For a number of years, we at the Southern Arizona Limb Salvage Alliance (SALSA) have been discussing the philosophical similarities between what we have called “wound chemotherapy” — or the instillation of therapeutics into a wound by way of a negative pressure wound therapy (NPWT) device — and the iPhone (or perhaps more apropos, the iPad). Imagine a day when you will be able to do the following. * Take a product like Vacuum Assisted Closure (VAC therapy, KCI), which might have instillation capabilities. Read More.

Rethinking Clinical Study Protocols To Include Patients With Neuroischemic Wounds

David G. Armstrong DPM MD PhD
7/5/11 | 4160 reads | 0 comments
We at the Southern Arizona Limb Salvage Alliance (SALSA) wanted to give a heads up to some of the work that has been occupying our time. We are now working on a piece on neuroischemic wounds with our friends Bill Marston, MD, from the University of North Carolina, and Kel Cohen, MD, an Emeritus Professor from Medical College of Virginia.
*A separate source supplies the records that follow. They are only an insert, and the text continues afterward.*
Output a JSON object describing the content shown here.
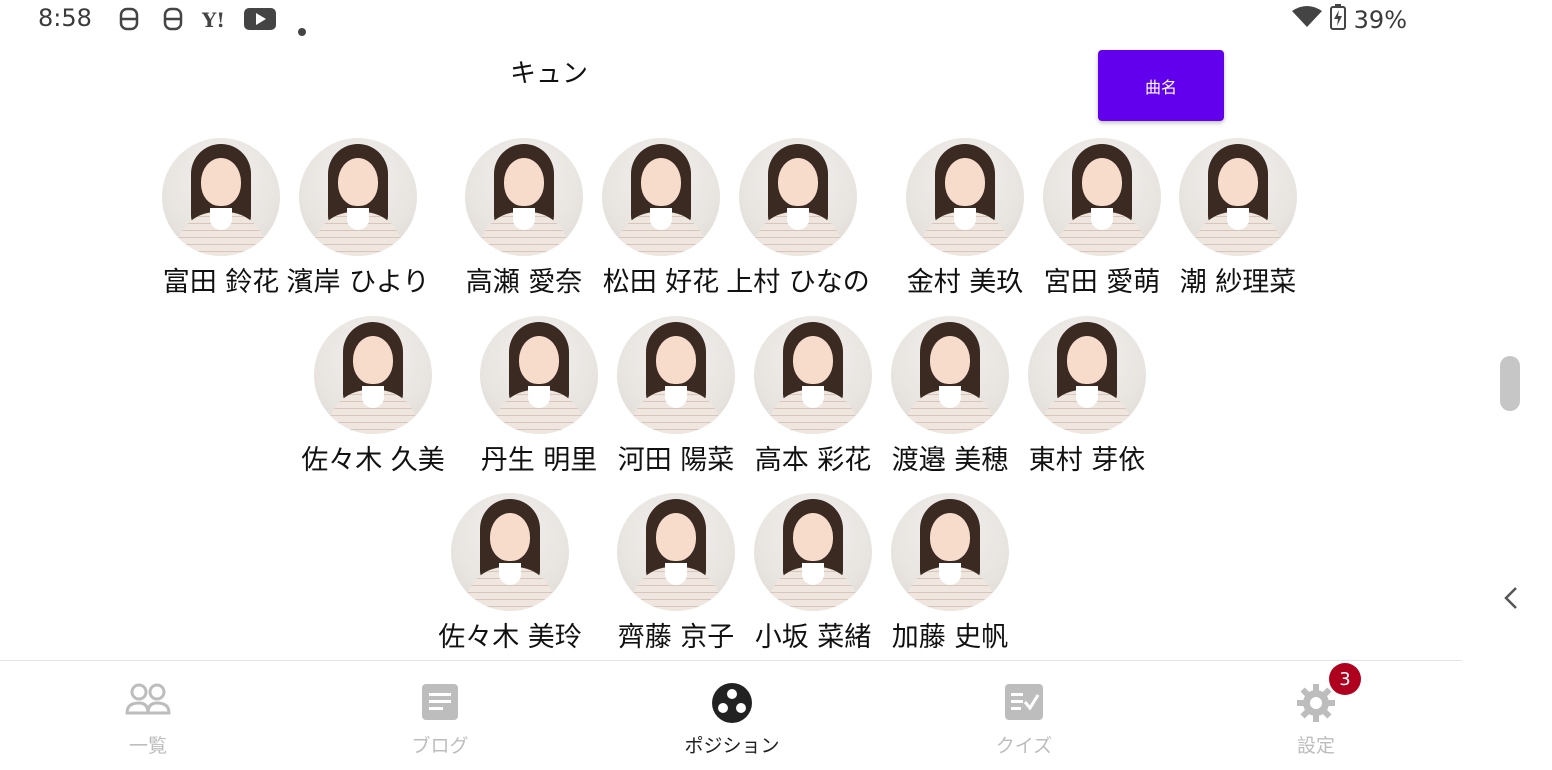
{
  "status_bar": {
    "time": "8:58",
    "battery": "39%"
  },
  "song": {
    "title": "キュン",
    "button_label": "曲名",
    "accent_color": "#6200ee"
  },
  "formation": {
    "rows": [
      {
        "members": [
          "富田 鈴花",
          "濱岸 ひより",
          "高瀬 愛奈",
          "松田 好花",
          "上村 ひなの",
          "金村 美玖",
          "宮田 愛萌",
          "潮 紗理菜"
        ]
      },
      {
        "members": [
          "佐々木 久美",
          "丹生 明里",
          "河田 陽菜",
          "高本 彩花",
          "渡邉 美穂",
          "東村 芽依"
        ]
      },
      {
        "members": [
          "佐々木 美玲",
          "齊藤 京子",
          "小坂 菜緒",
          "加藤 史帆"
        ]
      }
    ]
  },
  "bottom_nav": {
    "items": [
      {
        "label": "一覧",
        "icon": "people-icon",
        "active": false
      },
      {
        "label": "ブログ",
        "icon": "article-icon",
        "active": false
      },
      {
        "label": "ポジション",
        "icon": "position-icon",
        "active": true
      },
      {
        "label": "クイズ",
        "icon": "quiz-icon",
        "active": false
      },
      {
        "label": "設定",
        "icon": "gear-icon",
        "active": false,
        "badge": "3"
      }
    ]
  }
}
We are all rather flummoxed that many clinical studies in which we participate — and from which our patients can benefit — systematically exclude patients for whom these treatments may provide the most benefit. Read More.

Are We Entering The Age Of Decay?

David G. Armstrong DPM MD PhD
6/10/11 | 3006 reads | 0 comments
I was listening to my favorite program the other night, BBC Radio 4's In Our Time. This program focused on “The Origins of Infectious Disease.” As usual, Melvyn Bragg puts forth a fascinating topic. One of the superb panelists, Steve Jones, BSc, PhD, a Professor of Genetics at University College London and a UK Stem Cell Foundation Trustee, pointed out that we could divide the roughly 200,000 years of Homo sapiens into the following three ages of death. The Age of Disaster: When we often met our demise as we were bitten, impaled or otherwise devoured. Read More.